In spite of these circumstances Blanch Jennings, the mother of this family, was a godly woman.  An outstanding mother humbly fulfilling her calling.  She and her family closely, happily hold together through her gracious influence, though it was only a cabin in the alley.  Peace and joy existed and mother Blanch made the place to shine.  Not rugs nor furniture, but a heavenly atmosphere caused a desire to return soon.  As Bonnie and I both worked our little boy Junior would stay with Grandma.  At time for us to go, he would run for his hiding place only after much persuasion would he come forth form under the bed to go with us.

On their way back to Okla., from Phoenix, Ariz. they were camped along the highway.  As she was attempting to cross she was struck by a car and in a day or so the heavenly Father called her home to be with Him.  The text used at her funeral was “She Hath Done What She Could.  ENOUGH, COME HOME.

Love begets love.  It is amazing how fast the Lord increased our love for each other.   We desired to be together more and more.  We met each morning, walked to work at the factory.  She worked on the second floor while I worked on the fifth floor.  I sent the cookies down the conveyer shaft then out on another conveyor that she might pack them in paper cartons ready to be sent out.

At dinnertime I would be standing at the outside door ready to go to lunch together.  At quitting time in the evening we followed the same order.  She lived about one block from our house.  Most of the time as soon as supper was over… you guessed it…we had another visit.  This was our schedule for nine or ten months.  I don’t know if we missed seeing each other one time during these months.  As I was observing very closely this is what I found:

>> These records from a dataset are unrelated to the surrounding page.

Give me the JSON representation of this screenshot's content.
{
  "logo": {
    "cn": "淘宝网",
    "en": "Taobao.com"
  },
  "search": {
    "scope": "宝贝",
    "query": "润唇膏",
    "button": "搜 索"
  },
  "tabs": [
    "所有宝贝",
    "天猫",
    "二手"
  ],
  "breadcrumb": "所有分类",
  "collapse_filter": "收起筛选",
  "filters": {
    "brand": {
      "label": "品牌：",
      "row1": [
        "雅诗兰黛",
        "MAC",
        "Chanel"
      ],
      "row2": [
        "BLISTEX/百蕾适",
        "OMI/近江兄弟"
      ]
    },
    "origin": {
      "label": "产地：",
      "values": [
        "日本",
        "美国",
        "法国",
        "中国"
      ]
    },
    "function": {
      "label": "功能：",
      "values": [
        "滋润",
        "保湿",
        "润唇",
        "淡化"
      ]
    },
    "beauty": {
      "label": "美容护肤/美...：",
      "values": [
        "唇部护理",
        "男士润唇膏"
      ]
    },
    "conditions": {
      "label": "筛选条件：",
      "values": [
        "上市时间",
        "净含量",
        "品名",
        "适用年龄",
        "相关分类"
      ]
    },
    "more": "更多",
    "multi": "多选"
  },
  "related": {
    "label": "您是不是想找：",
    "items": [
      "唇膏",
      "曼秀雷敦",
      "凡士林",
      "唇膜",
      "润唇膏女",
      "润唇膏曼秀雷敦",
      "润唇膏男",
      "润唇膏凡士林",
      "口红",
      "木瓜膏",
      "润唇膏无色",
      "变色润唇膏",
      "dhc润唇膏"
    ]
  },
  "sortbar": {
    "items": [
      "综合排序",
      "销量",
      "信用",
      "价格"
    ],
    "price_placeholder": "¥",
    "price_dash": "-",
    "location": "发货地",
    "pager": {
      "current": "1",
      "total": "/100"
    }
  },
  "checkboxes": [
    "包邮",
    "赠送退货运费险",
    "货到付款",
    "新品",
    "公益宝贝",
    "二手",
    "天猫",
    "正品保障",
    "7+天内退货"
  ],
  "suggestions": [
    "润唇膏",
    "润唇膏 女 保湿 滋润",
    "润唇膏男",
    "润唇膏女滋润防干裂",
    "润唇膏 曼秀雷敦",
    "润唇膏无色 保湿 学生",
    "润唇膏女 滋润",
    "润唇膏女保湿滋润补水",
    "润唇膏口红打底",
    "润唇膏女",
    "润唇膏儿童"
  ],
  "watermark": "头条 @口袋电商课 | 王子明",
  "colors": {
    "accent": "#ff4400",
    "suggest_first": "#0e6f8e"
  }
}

The Jennings family had been living in the eastern part of the state near Locust Grove.  Bonnie had come on ahead, staying with her Aunt Lizzie, had gotten the job at the factory, probably making 15 or 16 dollars per week supporting herself, about 15 1/2 yrs. of age. 

On their arrival, no place to live.  In a few days they had moved into their living quarters a few yards from the North Canadian River.  A good size tent with a board floor, extending about 3 feet up the wall.  Good fire.  Not so bad?  I was greatly honored to have had the privilege of dining, being a guest, in this home, being served by a people as noble as ever walked on this ball of dust, in my opinion.

Remember that I was born in a sod house.  Soon Bonnie was taking $10 from her scanty income to pay rent that her family might be moved to higher ground.

After talking these things over, Bonnie and I deciding that since the fourth of July was drawing nigh that we would choose this important day for our wedding day.  Neither of us were saved but much prayer was being made by Bonnie’s mother. 

Time moved on, but very slow.  Yet we continued our daily visit.  ON July 4 I was waiting at their door.  9 a.m. we three and one more.  Bonnie’s cousin were walking up the street again – this time to the Justice of the Peace’s house.  IN a few moments we had sighed the oath which we solemnly kept ‘til death did us part. 

In a few months we were gloriously saved and enjoyed a happy, victorious live together for 37 years.

In think it very unusual that from the time we started going together until about five years after we were married that we remained seeing each other every day. 

This lifestyle being broken only because her mother was ill about a week – these three long days were endured.  Many, many times as we would separate for the day’s work tears would flow.  These conditions existed, not because we were so perfect, but because of His gracious love and mercy to us.  I am constrained to pause here that I might give a small portion of honor and love due her.  Surely I am at a loss to know the condition our family might have been in if it were not for the godly influence of MY precious companion.







Clark Junior Porter


Oklahoma City, OK


Guthrie, OK

Kenneth Eugene Porter


Oklahoma City, OK


Guthrie, OK

Verlin Carrol Porter


Guthrie, OK



Anecia Blanche Porter


Guthrie, OK